How It Ends
Trust me, you’re better off not even beginning.
``Western'' is a road movie about a friendship between two men, and their search for the love of the right woman. The roads they travel are in western France, in the district of Brittany, which looks rough and dour but, on the evidence of this film, has the kindest and most accommodating women in the world.
The Meet Cute between the men occurs when Paco (Sergi Lopez), a shoe salesman from Spain, gives a lift to Nino (Sacha Bourdo), a Russian who lived in Italy before moving to France. Nino tricks Paco and steals his car, and when the stranded Paco sees him on the street the next day, he chases him and beats him so badly Nino lands in the hospital. Paco visits him there, says he is sorry to have hit him so hard, and the men become friends.
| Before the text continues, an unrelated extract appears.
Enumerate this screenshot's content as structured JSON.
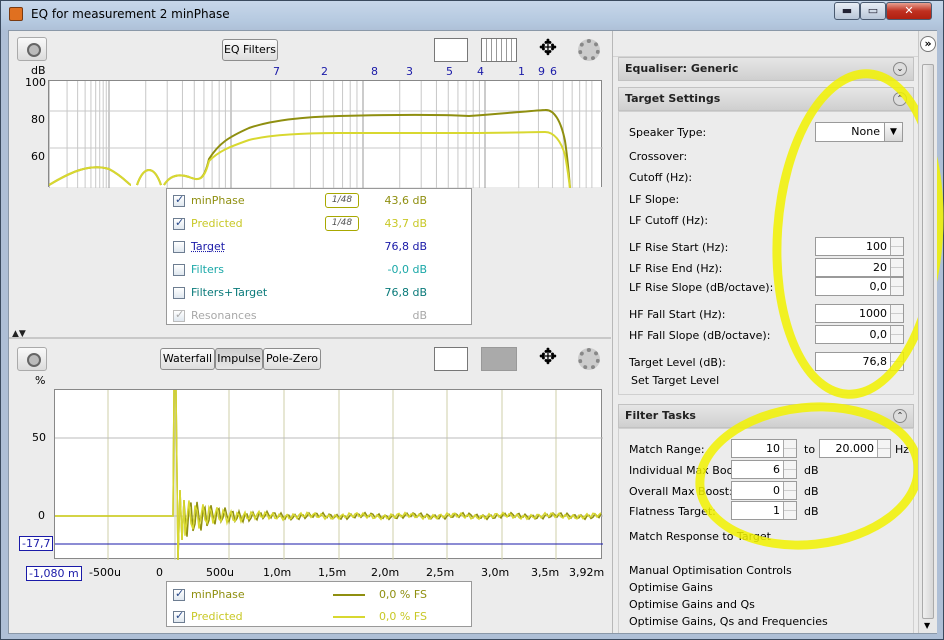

Since Paco has lost his job along with his car, they hit the road.
Road movies are the oldest genre known to man, and the most flexible, since anything can happen on the road and there's always a fresh supply of characters. Paco, who has always been a ladies' man, in fact has already found a woman: Marinette (Elisabeth Vitali), who befriended him after his car was stolen and even let him sleep overnight on her sofa-bed. Soon they've kissed and think they may be in love, but Marinette wants a 30-day cooling-off period, so the two men hitch around Brittany, depending on the kindness of strangers.
If Paco has always had luck with women, Nino has had none. He's a short, unprepossessing man with a defeatist attitude, and one day Paco stands next to him at the roadside, points to a nearby village, and says, ``I'm sure that in that town, there has to be a woman for you.'' ``Really?'' ``Yes, there is a minimum of one woman in every town in France for you.'' This belief leads them to conduct a phony door-to-door survey as a ruse for finding the right woman for Nino, and along the way they make a new friend, Baptiste (Basile Sieouka), an African from Senegal, in a wheelchair. He teaches them the bonjour game, in which they get points every time a stranger returns their greeting. ``Go back where you came from!'' one man snarls at Baptiste, who laughs uproariously; all three are strangers in a foreign land.
The emotional center of the story comes when Paco meets a woman named Nathalie (Marie Matheron), who invites them home for dinner, likes the way Nino cooks chicken, and unexpectedly goes for Nino rather than Paco. This woman's lifestyle seems unlikely (she is a male daydream of an earth mother), but she provides the excuse for the film's ending--which is intended as joyous, but seemed too pat and complacent to me.
``Western,'' directed and co-written by Manuel Poirier, won the grand jury prize, or second place, at the 1997 Cannes Film Festival; that's the same prize ``Life Is Beautiful'' won in 1998. I think that's because it was set in France, and so absorbed a certain offhand flair. The same material, filmed in America, might seem thin and contrived; the adventures are arbitrary, the cuteness of the men grows wearing, and when Nino has an accident with a chainsaw, we can see contrivance shading off into desperation.
The movie is slow-going. Paco and Nino are the kinds of open-faced proletarian heroes found more often in fables than in life. Their luck as homeless men in finding a ready supply of trusting and hospitable women is uncanny, even unbelievable. The movie insists on their charm, instead of letting us find it for ourselves. And although the leading actresses are sunny and vital, they are fantasy women, not real ones (who would be smarter and warier).
One of the women in the film collects children fathered by an assortment of men, who capture her fancy and then drift away, apparently with her blessings. The movie smiles on this practice, instead of wondering how she found so many men so indifferent to their own children. By the end of the film she has given birth to her own orphanage and could hire the family out as a package to the casting director for ``Oliver Twist.'' The jury at Cannes loved this, but I squirmed, and speculated that the subtitles and the European cachet gives the film immunity. In English, with American actors, this story would be unbearable.
This message came to me from a reader named Peter Svensland. He and a fr...
An interview with Terry Gilliam, director of "The Man Who Killed Don Quixote."